Image: Foremost Media

4. Steps made for Waters and BMW:
Seeing Josh Waters fighting towards the pointy-end again in 2022 has been refreshing. The Victorian made the switch to Maxima BMW this season, and from the onset has delivered top five pace onboard the M 1000 RR, able to capitalise and improve at Queensland Raceway to secure third overall. Queensland Raceway. Waters – like Maxwell and Allerton – is a three-time ASBK champion and has proven in the past he can be deadly consistent and a formidable force when he is comfortable with the bike he is riding. If that comfort continues to build at Wakefield then we could see the number 21 take that next that next step.

3. Both Jones and Halliday 1-1 in YRT battle:
With Mike Jones returning to the Yamaha Racing Team (YRT) for the 2022 season, it set the scene for an intriguing battle between himself and Cru Halliday who has been the leading rider within the squad in the past years. Halliday was able to overcome bad starts at Phillip Island and fight his way back to 2-3, passing teammate Jones along the way. Jones struck back at QR in what was a dominant weekend, pole and two race wins to take the championship lead as Halliday suffered a technical DNF in the second race.

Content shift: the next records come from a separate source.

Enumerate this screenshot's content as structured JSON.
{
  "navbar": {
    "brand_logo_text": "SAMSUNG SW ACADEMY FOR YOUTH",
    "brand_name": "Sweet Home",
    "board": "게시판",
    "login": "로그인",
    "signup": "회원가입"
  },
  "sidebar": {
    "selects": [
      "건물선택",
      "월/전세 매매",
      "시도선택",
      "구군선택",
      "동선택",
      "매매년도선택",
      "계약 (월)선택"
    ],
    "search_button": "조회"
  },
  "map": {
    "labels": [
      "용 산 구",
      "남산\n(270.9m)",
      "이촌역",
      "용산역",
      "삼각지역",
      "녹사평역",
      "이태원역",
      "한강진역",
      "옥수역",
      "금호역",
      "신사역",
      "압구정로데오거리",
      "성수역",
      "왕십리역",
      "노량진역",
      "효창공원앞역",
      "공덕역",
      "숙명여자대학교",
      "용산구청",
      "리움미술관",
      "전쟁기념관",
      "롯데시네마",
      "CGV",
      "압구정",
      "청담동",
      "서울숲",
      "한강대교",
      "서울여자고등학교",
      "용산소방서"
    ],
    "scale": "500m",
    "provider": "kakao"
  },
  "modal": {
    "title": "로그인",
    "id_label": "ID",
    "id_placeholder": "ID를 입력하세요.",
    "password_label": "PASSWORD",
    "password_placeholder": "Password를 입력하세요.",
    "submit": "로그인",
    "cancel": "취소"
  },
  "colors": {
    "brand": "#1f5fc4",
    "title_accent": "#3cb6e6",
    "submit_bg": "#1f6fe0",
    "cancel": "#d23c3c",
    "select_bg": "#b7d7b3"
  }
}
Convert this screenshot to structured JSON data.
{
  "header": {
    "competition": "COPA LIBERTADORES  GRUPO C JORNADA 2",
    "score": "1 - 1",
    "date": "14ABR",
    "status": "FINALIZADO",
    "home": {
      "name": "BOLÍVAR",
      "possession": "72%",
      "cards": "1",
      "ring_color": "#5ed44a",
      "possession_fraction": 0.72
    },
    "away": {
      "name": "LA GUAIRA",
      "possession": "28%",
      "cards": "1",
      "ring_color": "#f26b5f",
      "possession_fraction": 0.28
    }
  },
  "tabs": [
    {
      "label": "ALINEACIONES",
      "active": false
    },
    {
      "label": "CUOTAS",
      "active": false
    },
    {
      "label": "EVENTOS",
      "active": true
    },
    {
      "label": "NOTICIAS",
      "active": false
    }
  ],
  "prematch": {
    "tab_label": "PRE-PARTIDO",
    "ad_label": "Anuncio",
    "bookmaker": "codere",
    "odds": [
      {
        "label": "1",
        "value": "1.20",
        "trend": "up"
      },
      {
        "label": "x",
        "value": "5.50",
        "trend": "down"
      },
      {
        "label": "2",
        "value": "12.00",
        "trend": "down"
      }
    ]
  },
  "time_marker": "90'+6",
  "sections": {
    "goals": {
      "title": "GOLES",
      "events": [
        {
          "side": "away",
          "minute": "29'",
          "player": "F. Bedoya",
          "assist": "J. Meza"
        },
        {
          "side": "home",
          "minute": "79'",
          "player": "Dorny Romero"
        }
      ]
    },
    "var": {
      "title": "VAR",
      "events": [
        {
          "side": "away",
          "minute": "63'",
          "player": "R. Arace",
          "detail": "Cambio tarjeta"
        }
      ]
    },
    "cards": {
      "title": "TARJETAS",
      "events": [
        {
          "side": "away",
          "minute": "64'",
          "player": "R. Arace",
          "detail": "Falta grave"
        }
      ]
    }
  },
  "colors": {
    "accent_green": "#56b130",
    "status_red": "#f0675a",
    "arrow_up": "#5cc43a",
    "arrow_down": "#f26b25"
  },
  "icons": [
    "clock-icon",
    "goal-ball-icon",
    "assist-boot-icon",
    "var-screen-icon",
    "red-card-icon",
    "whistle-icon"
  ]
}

With Jones in hot form and Halliday hungry for redemption, it wouldn’t be a surprise to see both factory Yamahas on the podium at round three. 

2. Work to do for Maxwell:
Winning the title for the past two seasons and then posting times during official testing at Phillip Island that gave him a sizeable buffer over his nearest competitor, it looked like the 2022 crown was Wayne Maxwell’s to lose. The McMartin Racing rider carried that form to claim a convincing pole position at Phillip Island’s opener, however, an unforced error during race one was the first light of hope that he wouldn’t be untouchable all season. Maxwell was able to rebound and secure the second race victory, but his pace advantage did not transfer to Queensland where he was second overall with 2-3 results behind Mike Jones. To Maxwell’s credit, he achieved that will minimal track time at the circuit in the build-up to round two, and was not entirely comfortable with the front end of his V4 R throughout the weekend. Following his DNF from the opening race of the season, the ‘Wayne Train’ will be looking to return to the top step and claw back some points at Wakefield.

1. To finish first, first you must finish:
Three major contenders for this year’s title have already suffered DNFs during the opening four races. Maxwell – who was arguably the title favourite – in race one at Phillip Island, round one winner Bryan Staring – who has swiftly adapted to the DesmoSport Ducati – crashing out of race one at QR, and Halliday suffering a mechanical failure out of his control in race two at Queensland. As a result Jones, which to his credit achieved the results in Queensland from his own sheer speed as opposed to capitalising on others misfortune, now enjoys a 16-point lead in the title race. Such DNFs have kept the top five – Jones, Staring, Waters, Maxwell and Allerton – all within 25 points, as inconsistency could prove costly come the conclusion of this year’s championship.